beauty difficulty is in the eye of the beholder.
Spelling bees in Hungarian, often called “the most difficult language in the world”, would be a total snoozefest as the language is phonetic. That means that every letter, or combination of letters (like ly and dy), corresponds with the same sound in 99% of all cases.Take that English!
Mandarin Chinese, again “notoriously hard”, has no tenses. That means you don’t need to do anything special with your verb when something happened in the past or will happen in the future. You basically say the Chinese equivalent of “tomorrow (明天) I go to the doctor” and “yesterday (昨天) I go to the doctor”. Easy peasy!
Yet, of course there are languages that will come easier to you personally, for example:
1. Your mother tongue
You basically get this one for free. Well no, you don’t, but you don’t remember the hard work that went into it. You didn’t lose face because you mispronounced a word or your construction was a bit off. Your fellow kindergartners could not have cared any less, even if they had known how to.
2. Languages that are close to your mother tongue
Most other languages share some words and grammar with other language so that learning those languages becomes a lot easier. I love this visual representation of languages spoken in Europe. Look at poor Hungarian and Finnish, they don’t get to go in the big Indo-European tree (plus the added drama of those two cats longingly staring at the big tree).
3. Popular languages
English is ridiculously difficult, if you think about it. The sound /tu/ can be written as ‘to’, ‘two’ and ‘too’ and you have no way of knowing which one it is before you learn its meaning.

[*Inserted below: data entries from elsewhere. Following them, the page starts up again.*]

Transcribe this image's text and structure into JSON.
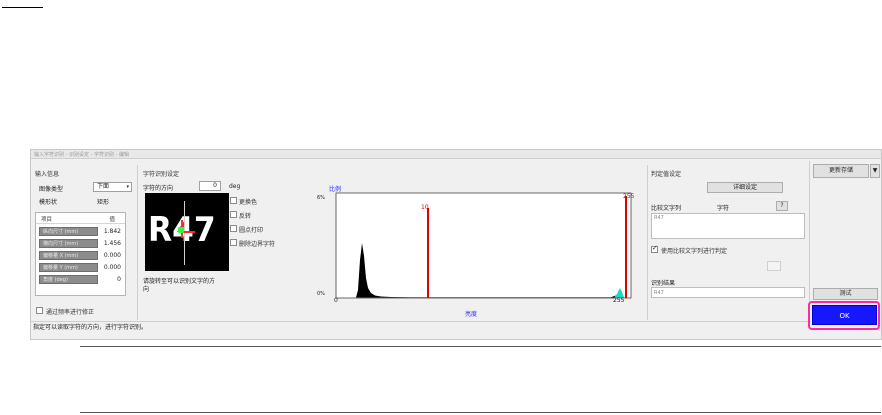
{
  "window_title": "输入字符识别 - 识别设定 - 字符识别 - 编辑",
  "input_info": {
    "section_title": "输入信息",
    "image_type_label": "图像类型",
    "image_type_value": "下面",
    "shape_label": "模形状",
    "shape_value": "矩形",
    "table_header_item": "项目",
    "table_header_value": "值",
    "params": [
      {
        "label": "纵向尺寸 (mm)",
        "value": "1.842"
      },
      {
        "label": "横向尺寸 (mm)",
        "value": "1.456"
      },
      {
        "label": "偏移量 X (mm)",
        "value": "0.000"
      },
      {
        "label": "偏移量 Y (mm)",
        "value": "0.000"
      },
      {
        "label": "角度 (deg)",
        "value": "0"
      }
    ],
    "skew_correction_label": "通过频率进行修正"
  },
  "char_settings": {
    "section_title": "字符识别设定",
    "direction_label": "字符的方向",
    "direction_value": "0",
    "direction_unit": "deg",
    "options": [
      {
        "label": "更换色",
        "checked": false
      },
      {
        "label": "反转",
        "checked": false
      },
      {
        "label": "圆点打印",
        "checked": false
      },
      {
        "label": "删除边界字符",
        "checked": false
      }
    ],
    "preview_text": "R47",
    "hint_text_line1": "请旋转至可以识别文字的方",
    "hint_text_line2": "向"
  },
  "histogram": {
    "y_title": "比例",
    "y_top": "6%",
    "y_bottom": "0%",
    "x_min": "0",
    "x_max": "255",
    "x_title": "亮度",
    "marker_left": "10",
    "marker_right": "255"
  },
  "judge_settings": {
    "section_title": "判定值设定",
    "detail_button": "详细设定",
    "compare_label": "比较文字列",
    "compare_mode": "字符",
    "compare_help": "?",
    "compare_value": "R47",
    "use_compare_label": "使用比较文字列进行判定",
    "use_compare_checked": true,
    "result_label": "识别结果",
    "result_value": "R47"
  },
  "right_panel": {
    "save_dropdown": "更新存储",
    "test_button": "测试",
    "ok_button": "OK"
  },
  "status_text": "指定可以读取字符的方向，进行字符识别。",
  "colors": {
    "ok_fill": "#1717ff",
    "ok_highlight": "#ff2aa0",
    "marker": "#e00000",
    "accent_text": "#2b2bff"
  }
}
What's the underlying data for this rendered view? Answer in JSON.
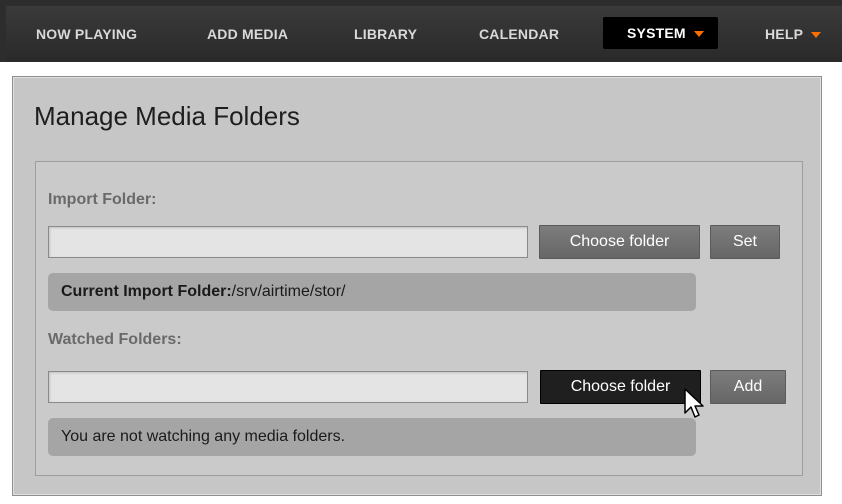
{
  "nav": {
    "items": [
      {
        "label": "NOW PLAYING"
      },
      {
        "label": "ADD MEDIA"
      },
      {
        "label": "LIBRARY"
      },
      {
        "label": "CALENDAR"
      },
      {
        "label": "SYSTEM",
        "active": true,
        "has_dropdown": true
      },
      {
        "label": "HELP",
        "has_dropdown": true
      }
    ]
  },
  "panel": {
    "title": "Manage Media Folders"
  },
  "import": {
    "label": "Import Folder:",
    "input_value": "",
    "choose_label": "Choose folder",
    "set_label": "Set",
    "current_label": "Current Import Folder:",
    "current_value": "/srv/airtime/stor/"
  },
  "watched": {
    "label": "Watched Folders:",
    "input_value": "",
    "choose_label": "Choose folder",
    "add_label": "Add",
    "empty_message": "You are not watching any media folders."
  },
  "colors": {
    "accent": "#ff6f00",
    "nav_background": "#2d2d2d",
    "panel_background": "#c6c6c6"
  },
  "icons": {
    "dropdown": "caret-down-icon",
    "pointer": "mouse-pointer-icon"
  }
}
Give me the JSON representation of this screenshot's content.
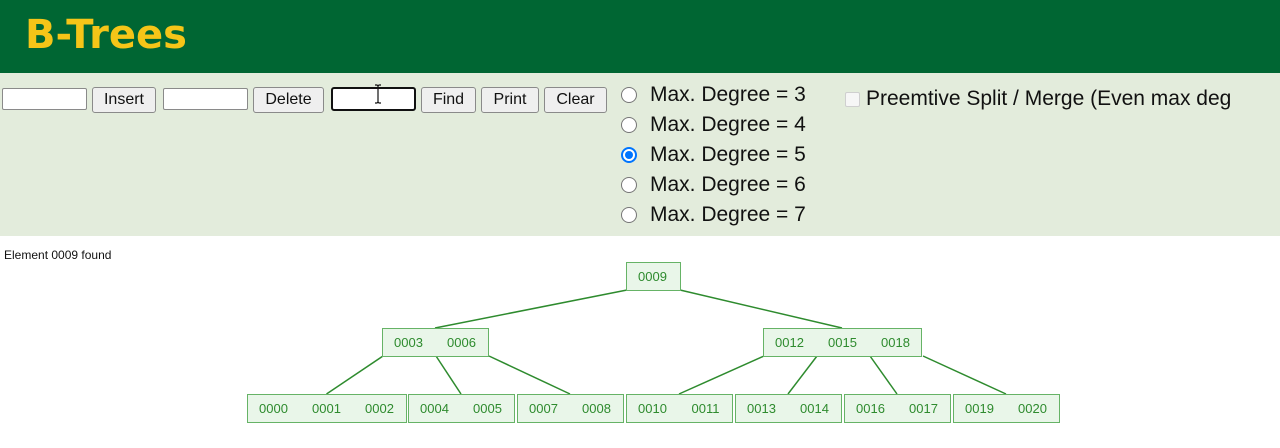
{
  "header": {
    "title": "B-Trees"
  },
  "controls": {
    "insert_input": {
      "value": "",
      "placeholder": ""
    },
    "insert_label": "Insert",
    "delete_input": {
      "value": "",
      "placeholder": ""
    },
    "delete_label": "Delete",
    "find_input": {
      "value": "",
      "placeholder": ""
    },
    "find_label": "Find",
    "print_label": "Print",
    "clear_label": "Clear"
  },
  "degree_options": [
    {
      "label": "Max. Degree = 3",
      "checked": false
    },
    {
      "label": "Max. Degree = 4",
      "checked": false
    },
    {
      "label": "Max. Degree = 5",
      "checked": true
    },
    {
      "label": "Max. Degree = 6",
      "checked": false
    },
    {
      "label": "Max. Degree = 7",
      "checked": false
    }
  ],
  "preemptive": {
    "label": "Preemtive Split / Merge (Even max deg",
    "checked": false,
    "enabled": false
  },
  "status": "Element 0009 found",
  "tree": {
    "nodes": [
      {
        "id": "root",
        "keys": [
          "0009"
        ]
      },
      {
        "id": "n1",
        "keys": [
          "0003",
          "0006"
        ]
      },
      {
        "id": "n2",
        "keys": [
          "0012",
          "0015",
          "0018"
        ]
      },
      {
        "id": "l1",
        "keys": [
          "0000",
          "0001",
          "0002"
        ]
      },
      {
        "id": "l2",
        "keys": [
          "0004",
          "0005"
        ]
      },
      {
        "id": "l3",
        "keys": [
          "0007",
          "0008"
        ]
      },
      {
        "id": "l4",
        "keys": [
          "0010",
          "0011"
        ]
      },
      {
        "id": "l5",
        "keys": [
          "0013",
          "0014"
        ]
      },
      {
        "id": "l6",
        "keys": [
          "0016",
          "0017"
        ]
      },
      {
        "id": "l7",
        "keys": [
          "0019",
          "0020"
        ]
      }
    ],
    "edges": [
      [
        "root",
        "n1"
      ],
      [
        "root",
        "n2"
      ],
      [
        "n1",
        "l1"
      ],
      [
        "n1",
        "l2"
      ],
      [
        "n1",
        "l3"
      ],
      [
        "n2",
        "l4"
      ],
      [
        "n2",
        "l5"
      ],
      [
        "n2",
        "l6"
      ],
      [
        "n2",
        "l7"
      ]
    ],
    "colors": {
      "node_fill": "#e9f6e9",
      "node_stroke": "#66b366",
      "text": "#2e8b2e",
      "edge": "#2e8b2e"
    }
  },
  "colors": {
    "header_bg": "#006633",
    "title": "#f5c518",
    "toolbar_bg": "#e3ecdc",
    "radio_accent": "#0075ff"
  }
}
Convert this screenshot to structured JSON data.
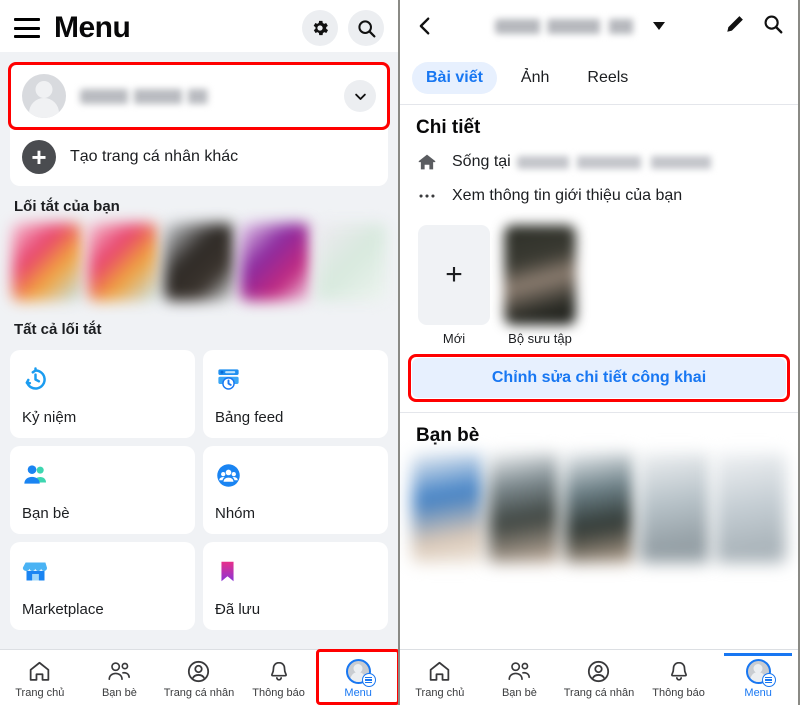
{
  "left": {
    "header": {
      "title": "Menu",
      "menu_icon": "hamburger-icon",
      "settings_icon": "gear-icon",
      "search_icon": "search-icon"
    },
    "profile": {
      "name_blurred": "",
      "chevron_icon": "chevron-down-icon",
      "highlighted": true,
      "highlight_color": "#ff0000"
    },
    "create_profile": {
      "label": "Tạo trang cá nhân khác",
      "icon": "plus-circle-icon"
    },
    "shortcuts_title": "Lối tắt của bạn",
    "shortcuts": [
      {
        "name": "shortcut-1",
        "color": "linear-gradient(135deg,#f7c6d9,#e8436f 35%,#f2a33c 62%,#bfe3ef)"
      },
      {
        "name": "shortcut-2",
        "color": "linear-gradient(135deg,#f6c9d8,#e8436f 35%,#f0a13b 62%,#c3e5f0)"
      },
      {
        "name": "shortcut-3",
        "color": "linear-gradient(135deg,#d9dde2,#2e2a26 40%,#3b342e 70%,#e6eaee)"
      },
      {
        "name": "shortcut-4",
        "color": "linear-gradient(135deg,#e9d6ef,#8a2aa0 38%,#c2297f 70%,#f0d9e6)"
      },
      {
        "name": "shortcut-5",
        "color": "linear-gradient(135deg,#f0eaf2,#d7e9dd 50%,#eef4f0)"
      }
    ],
    "all_shortcuts_title": "Tất cả lối tắt",
    "menu_items": [
      {
        "label": "Kỷ niệm",
        "icon": "clock-rewind-icon"
      },
      {
        "label": "Bảng feed",
        "icon": "feed-board-icon"
      },
      {
        "label": "Bạn bè",
        "icon": "friends-icon"
      },
      {
        "label": "Nhóm",
        "icon": "groups-icon"
      },
      {
        "label": "Marketplace",
        "icon": "storefront-icon"
      },
      {
        "label": "Đã lưu",
        "icon": "bookmark-icon"
      }
    ]
  },
  "right": {
    "header": {
      "back_icon": "back-chevron-icon",
      "name_blurred": "",
      "caret_icon": "caret-down-icon",
      "edit_icon": "pencil-icon",
      "search_icon": "search-icon"
    },
    "tabs": [
      {
        "label": "Bài viết",
        "active": true
      },
      {
        "label": "Ảnh",
        "active": false
      },
      {
        "label": "Reels",
        "active": false
      }
    ],
    "details": {
      "title": "Chi tiết",
      "lives_in_label": "Sống tại",
      "lives_in_value_blurred": "",
      "lives_in_icon": "house-icon",
      "see_about_label": "Xem thông tin giới thiệu của bạn",
      "see_about_icon": "ellipsis-icon"
    },
    "tiles": [
      {
        "label": "Mới",
        "type": "add",
        "icon": "plus-icon"
      },
      {
        "label": "Bộ sưu tập",
        "type": "photo",
        "icon": "collection-thumbnail"
      }
    ],
    "edit_public_button": {
      "label": "Chỉnh sửa chi tiết công khai",
      "highlighted": true,
      "highlight_color": "#ff0000",
      "text_color": "#1877f2"
    },
    "friends": {
      "title": "Bạn bè",
      "thumbs": [
        {
          "name": "friend-1",
          "color": "linear-gradient(170deg,#eef1f4,#3f7fc4 40%,#d9c7b6 75%,#efe7dd)"
        },
        {
          "name": "friend-2",
          "color": "linear-gradient(170deg,#f2f4f6,#7d8a8f 30%,#3d4440 60%,#cbb6a4)"
        },
        {
          "name": "friend-3",
          "color": "linear-gradient(170deg,#eceff2,#6b7f86 35%,#2f3733 65%,#bda894)"
        },
        {
          "name": "friend-4",
          "color": "linear-gradient(170deg,#eef0f2,#b7c2c8 45%,#95a0a6 80%)"
        },
        {
          "name": "friend-5",
          "color": "linear-gradient(170deg,#f0f2f4,#c3ccd2 50%,#aab4ba 85%)"
        }
      ]
    }
  },
  "bottom_nav": {
    "items": [
      {
        "label": "Trang chủ",
        "icon": "home-icon",
        "active": false
      },
      {
        "label": "Bạn bè",
        "icon": "friends-outline-icon",
        "active": false
      },
      {
        "label": "Trang cá nhân",
        "icon": "profile-circle-icon",
        "active": false
      },
      {
        "label": "Thông báo",
        "icon": "bell-icon",
        "active": false
      },
      {
        "label": "Menu",
        "icon": "menu-avatar-icon",
        "active": true
      }
    ],
    "active_color": "#1877f2",
    "left_menu_highlighted": true,
    "highlight_color": "#ff0000"
  }
}
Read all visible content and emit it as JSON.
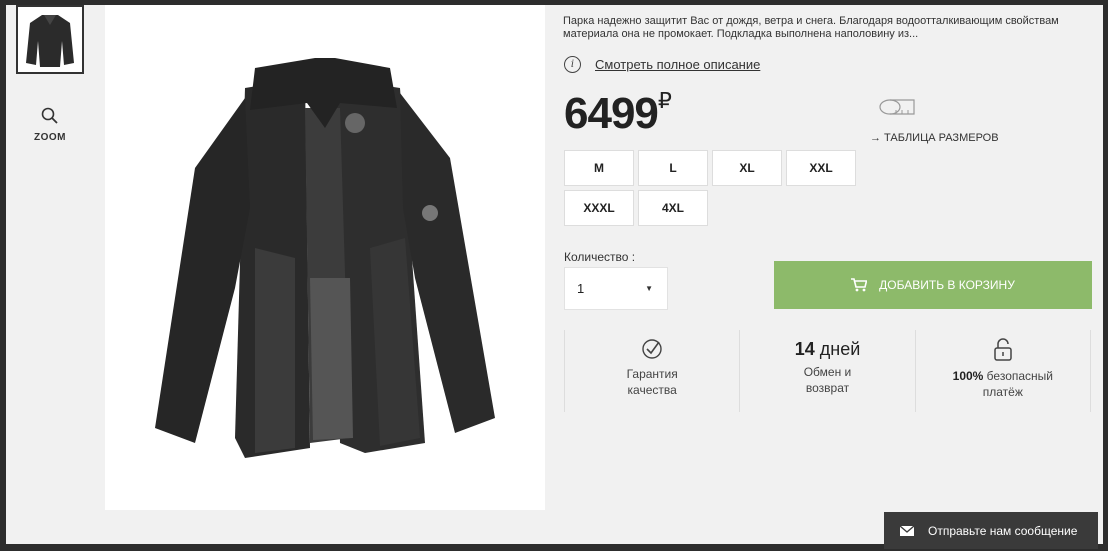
{
  "zoom": {
    "label": "ZOOM",
    "icon": "search-icon"
  },
  "product": {
    "description": "Парка надежно защитит Вас от дождя, ветра и снега. Благодаря водоотталкивающим свойствам материала она не промокает. Подкладка выполнена наполовину из...",
    "full_description_link": "Смотреть полное описание",
    "price": "6499",
    "currency": "₽"
  },
  "size_table": {
    "label": "→  ТАБЛИЦА РАЗМЕРОВ",
    "icon": "measuring-tape-icon"
  },
  "sizes": [
    "M",
    "L",
    "XL",
    "XXL",
    "XXXL",
    "4XL"
  ],
  "quantity": {
    "label": "Количество :",
    "value": "1"
  },
  "cart_button": {
    "label": "ДОБАВИТЬ В КОРЗИНУ",
    "icon": "cart-icon"
  },
  "features": [
    {
      "icon": "check-badge-icon",
      "line1": "Гарантия",
      "line2": "качества"
    },
    {
      "big_num": "14",
      "big_unit": "дней",
      "line1": "Обмен и",
      "line2": "возврат"
    },
    {
      "icon": "lock-icon",
      "bold": "100%",
      "rest": " безопасный",
      "line2": "платёж"
    }
  ],
  "message_button": {
    "label": "Отправьте нам сообщение",
    "icon": "envelope-icon"
  },
  "colors": {
    "accent_green": "#8dba6a",
    "dark_bar": "#3a3a3a"
  }
}
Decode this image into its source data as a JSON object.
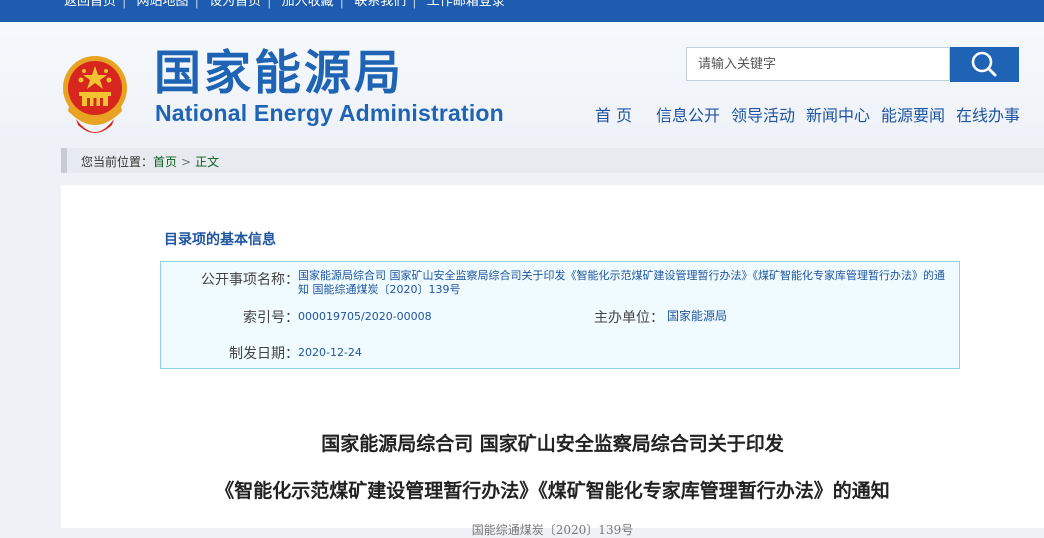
{
  "topbar": {
    "links": [
      "返回首页",
      "网站地图",
      "设为首页",
      "加入收藏",
      "联系我们",
      "工作邮箱登录"
    ]
  },
  "header": {
    "title_cn": "国家能源局",
    "title_en": "National Energy Administration"
  },
  "search": {
    "placeholder": "请输入关键字",
    "button_icon": "search-icon"
  },
  "nav": {
    "items": [
      "首 页",
      "信息公开",
      "领导活动",
      "新闻中心",
      "能源要闻",
      "在线办事"
    ]
  },
  "breadcrumb": {
    "prefix": "您当前位置：",
    "home": "首页",
    "separator": ">",
    "current": "正文"
  },
  "info": {
    "section_title": "目录项的基本信息",
    "name_label": "公开事项名称：",
    "name_value": "国家能源局综合司 国家矿山安全监察局综合司关于印发《智能化示范煤矿建设管理暂行办法》《煤矿智能化专家库管理暂行办法》的通知 国能综通煤炭〔2020〕139号",
    "index_label": "索引号：",
    "index_value": "000019705/2020-00008",
    "org_label": "主办单位：",
    "org_value": "国家能源局",
    "date_label": "制发日期：",
    "date_value": "2020-12-24"
  },
  "document": {
    "title_line1": "国家能源局综合司 国家矿山安全监察局综合司关于印发",
    "title_line2": "《智能化示范煤矿建设管理暂行办法》《煤矿智能化专家库管理暂行办法》的通知",
    "doc_number": "国能综通煤炭〔2020〕139号"
  },
  "colors": {
    "brand_blue": "#1f64b4",
    "topbar_blue": "#1d5caf",
    "info_border": "#8fd3e8",
    "info_bg": "#f0fbff"
  }
}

But… you can read and listen to it anywhere you go and speak it to about 1,500 million people.
Note: According to a die-hard Esperanto speaker I know, Esperanto is about to take its place. It’s still roughly 1,498 million speakers behind as of date, but keep the dream alive!
4. Languages that you like or have a special connection with
Swedish has the same conjugation for all persons (= I, you, he/she/it, we, you, they), which a lot of learners find very handy (myself included).
However, that handy tidbit of information is of no use whatsoever to you if you want to read your favourite manga in Japanese, want to impress the parents of your Italian girlfriend or have to learn Mandarin Chinese to do business.
So stop browsing those ill-researched top 10 lists on the internet and just learn the language you want or need.
*It has been brought to my attention that Koreans learning Japanese and vice versa have an ‘unfair’ advantage too (even though they are supposedly not related) as there are major similaraties between the two languages both in vocabulary and in grammar.